Problem statement>
Where in the data below does the word "Checkout" appear? Copy each line that holds it.

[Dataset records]

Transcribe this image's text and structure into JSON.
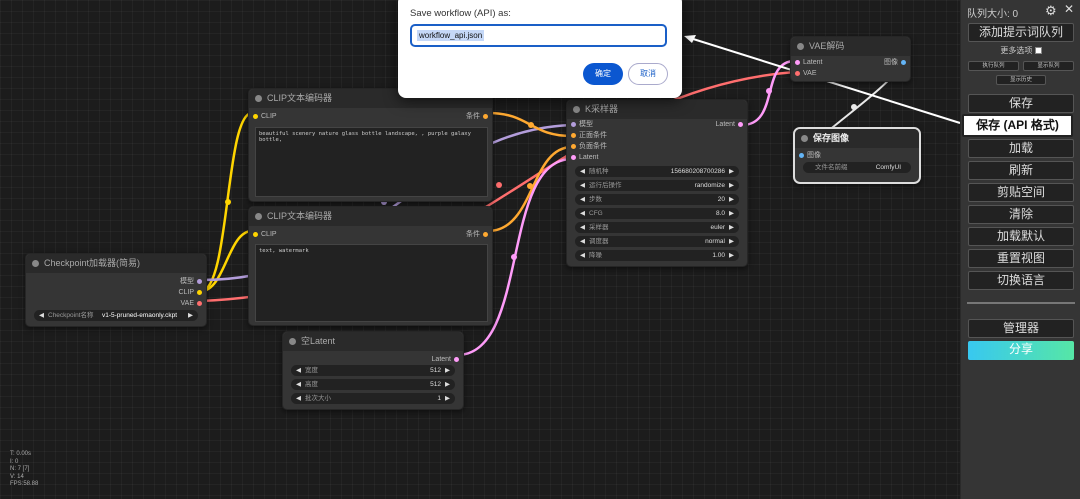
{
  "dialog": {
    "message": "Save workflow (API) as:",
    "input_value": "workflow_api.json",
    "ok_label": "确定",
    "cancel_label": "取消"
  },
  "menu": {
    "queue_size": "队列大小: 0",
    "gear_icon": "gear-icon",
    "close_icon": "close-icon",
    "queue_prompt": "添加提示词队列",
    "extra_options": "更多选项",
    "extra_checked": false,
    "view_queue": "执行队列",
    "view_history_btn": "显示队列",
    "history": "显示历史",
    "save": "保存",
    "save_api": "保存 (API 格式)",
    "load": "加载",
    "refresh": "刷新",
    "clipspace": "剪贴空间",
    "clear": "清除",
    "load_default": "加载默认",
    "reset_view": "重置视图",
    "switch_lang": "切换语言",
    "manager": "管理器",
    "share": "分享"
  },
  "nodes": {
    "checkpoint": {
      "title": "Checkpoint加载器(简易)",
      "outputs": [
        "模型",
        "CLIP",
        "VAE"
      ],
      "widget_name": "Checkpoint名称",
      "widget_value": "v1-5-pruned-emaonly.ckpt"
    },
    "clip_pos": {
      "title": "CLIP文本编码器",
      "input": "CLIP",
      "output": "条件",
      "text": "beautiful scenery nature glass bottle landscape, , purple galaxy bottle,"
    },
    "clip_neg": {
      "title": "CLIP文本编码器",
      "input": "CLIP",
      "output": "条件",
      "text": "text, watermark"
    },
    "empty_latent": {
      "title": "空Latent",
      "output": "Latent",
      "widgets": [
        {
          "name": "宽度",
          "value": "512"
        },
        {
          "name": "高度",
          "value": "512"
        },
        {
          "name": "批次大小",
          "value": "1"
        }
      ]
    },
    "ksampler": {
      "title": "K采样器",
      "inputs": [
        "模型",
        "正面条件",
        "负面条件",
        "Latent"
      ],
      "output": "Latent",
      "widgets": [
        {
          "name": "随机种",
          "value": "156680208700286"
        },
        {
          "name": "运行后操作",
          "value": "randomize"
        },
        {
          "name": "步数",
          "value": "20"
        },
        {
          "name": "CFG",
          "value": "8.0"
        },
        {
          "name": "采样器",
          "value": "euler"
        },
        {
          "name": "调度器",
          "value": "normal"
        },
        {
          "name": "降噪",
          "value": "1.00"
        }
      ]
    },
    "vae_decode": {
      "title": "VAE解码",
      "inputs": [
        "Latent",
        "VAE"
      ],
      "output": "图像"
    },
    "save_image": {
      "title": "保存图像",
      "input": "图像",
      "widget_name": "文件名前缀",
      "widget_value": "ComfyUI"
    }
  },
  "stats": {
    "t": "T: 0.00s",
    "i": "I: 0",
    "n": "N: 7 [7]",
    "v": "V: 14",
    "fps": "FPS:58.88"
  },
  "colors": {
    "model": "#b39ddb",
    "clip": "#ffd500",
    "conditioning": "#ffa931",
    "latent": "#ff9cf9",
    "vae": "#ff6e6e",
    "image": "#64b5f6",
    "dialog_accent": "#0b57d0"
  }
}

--

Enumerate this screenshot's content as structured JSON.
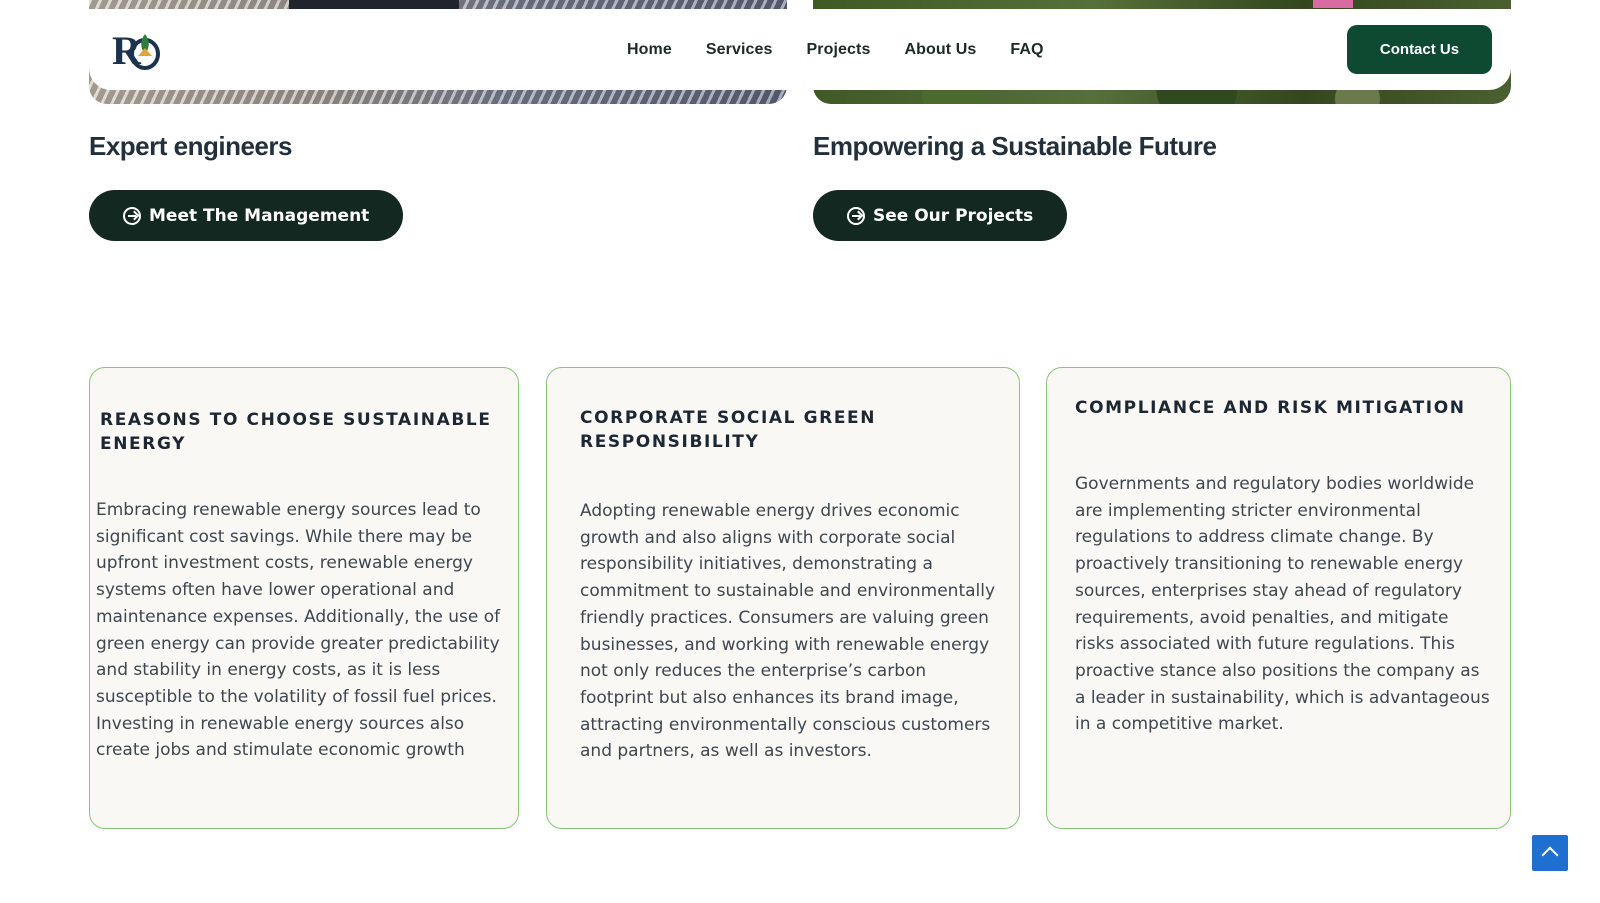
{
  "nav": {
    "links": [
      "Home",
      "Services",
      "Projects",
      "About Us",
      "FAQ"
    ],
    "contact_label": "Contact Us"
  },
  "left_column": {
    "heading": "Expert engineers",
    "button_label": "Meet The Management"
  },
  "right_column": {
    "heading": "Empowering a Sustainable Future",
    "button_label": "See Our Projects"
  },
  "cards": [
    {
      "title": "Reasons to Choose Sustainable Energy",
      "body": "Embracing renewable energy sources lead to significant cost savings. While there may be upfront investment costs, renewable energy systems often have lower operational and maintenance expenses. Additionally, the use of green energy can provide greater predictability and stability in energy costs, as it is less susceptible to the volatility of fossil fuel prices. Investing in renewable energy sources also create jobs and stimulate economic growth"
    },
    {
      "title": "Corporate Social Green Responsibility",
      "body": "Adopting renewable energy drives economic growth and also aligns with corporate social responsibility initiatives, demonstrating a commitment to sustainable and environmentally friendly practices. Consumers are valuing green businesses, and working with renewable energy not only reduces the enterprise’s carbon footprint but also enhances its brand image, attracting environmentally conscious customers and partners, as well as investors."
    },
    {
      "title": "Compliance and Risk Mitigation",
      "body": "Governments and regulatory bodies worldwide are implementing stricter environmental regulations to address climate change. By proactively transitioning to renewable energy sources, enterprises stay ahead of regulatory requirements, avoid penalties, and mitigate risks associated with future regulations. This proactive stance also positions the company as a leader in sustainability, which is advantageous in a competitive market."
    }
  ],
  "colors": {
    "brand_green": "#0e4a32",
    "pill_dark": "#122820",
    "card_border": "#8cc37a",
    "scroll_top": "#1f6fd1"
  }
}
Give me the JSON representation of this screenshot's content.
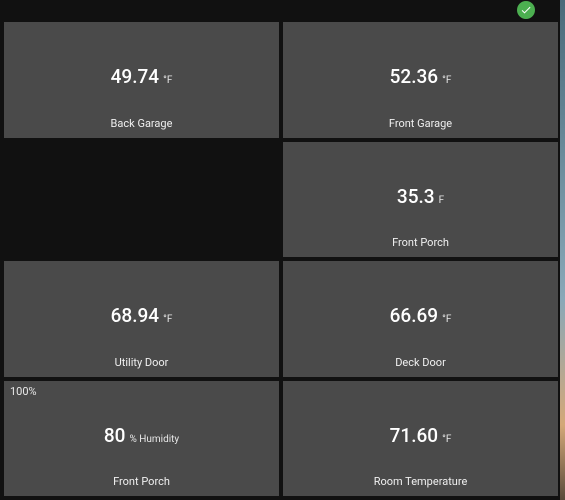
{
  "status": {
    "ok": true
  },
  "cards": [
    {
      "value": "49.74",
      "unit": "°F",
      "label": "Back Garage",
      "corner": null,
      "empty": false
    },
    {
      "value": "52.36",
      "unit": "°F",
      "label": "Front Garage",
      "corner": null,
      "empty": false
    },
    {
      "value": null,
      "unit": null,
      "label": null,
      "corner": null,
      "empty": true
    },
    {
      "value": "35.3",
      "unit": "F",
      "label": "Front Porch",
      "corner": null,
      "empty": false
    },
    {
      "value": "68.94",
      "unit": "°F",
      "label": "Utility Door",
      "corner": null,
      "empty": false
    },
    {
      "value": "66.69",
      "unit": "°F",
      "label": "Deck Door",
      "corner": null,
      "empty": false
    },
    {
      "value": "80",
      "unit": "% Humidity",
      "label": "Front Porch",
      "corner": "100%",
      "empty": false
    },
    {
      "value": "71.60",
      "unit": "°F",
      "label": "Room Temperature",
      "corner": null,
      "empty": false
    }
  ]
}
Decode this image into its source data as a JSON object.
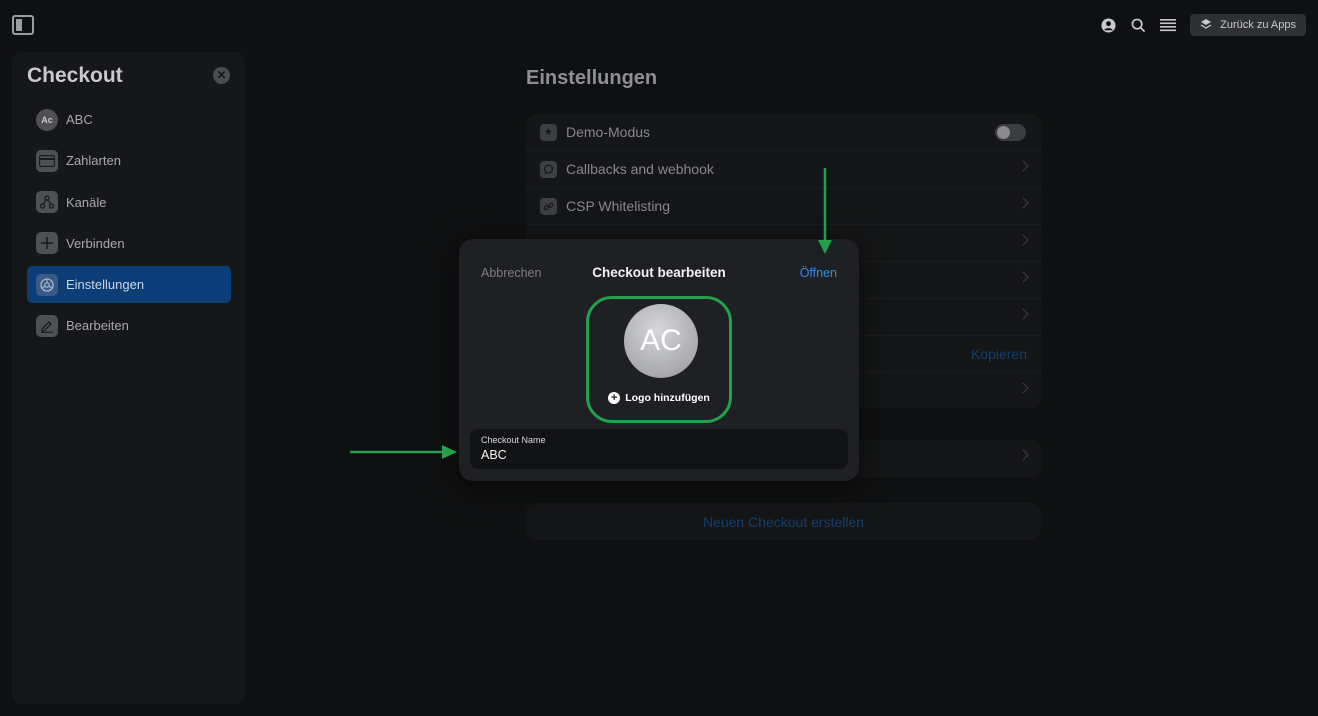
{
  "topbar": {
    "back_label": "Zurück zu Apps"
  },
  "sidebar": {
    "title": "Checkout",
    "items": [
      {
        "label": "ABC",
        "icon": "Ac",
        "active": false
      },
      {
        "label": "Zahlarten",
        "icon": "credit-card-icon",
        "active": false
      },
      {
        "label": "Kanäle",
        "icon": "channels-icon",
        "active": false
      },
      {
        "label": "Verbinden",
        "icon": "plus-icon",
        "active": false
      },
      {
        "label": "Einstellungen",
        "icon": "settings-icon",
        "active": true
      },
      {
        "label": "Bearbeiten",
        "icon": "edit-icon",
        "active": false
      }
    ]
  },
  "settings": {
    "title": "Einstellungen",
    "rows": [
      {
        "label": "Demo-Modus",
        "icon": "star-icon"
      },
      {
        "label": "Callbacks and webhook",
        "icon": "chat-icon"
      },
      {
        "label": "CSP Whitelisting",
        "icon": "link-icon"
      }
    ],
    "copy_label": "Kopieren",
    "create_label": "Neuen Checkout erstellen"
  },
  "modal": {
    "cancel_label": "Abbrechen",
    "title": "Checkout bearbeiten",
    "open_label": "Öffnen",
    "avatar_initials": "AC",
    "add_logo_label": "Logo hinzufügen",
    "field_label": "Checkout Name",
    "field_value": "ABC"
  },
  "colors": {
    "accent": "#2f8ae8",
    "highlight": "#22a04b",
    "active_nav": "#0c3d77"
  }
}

Solution to this task>
    "title": "Checkout",
    "create_label": "Neuen Checkout erstellen"
    "title": "Checkout bearbeiten",
    "field_label": "Checkout Name",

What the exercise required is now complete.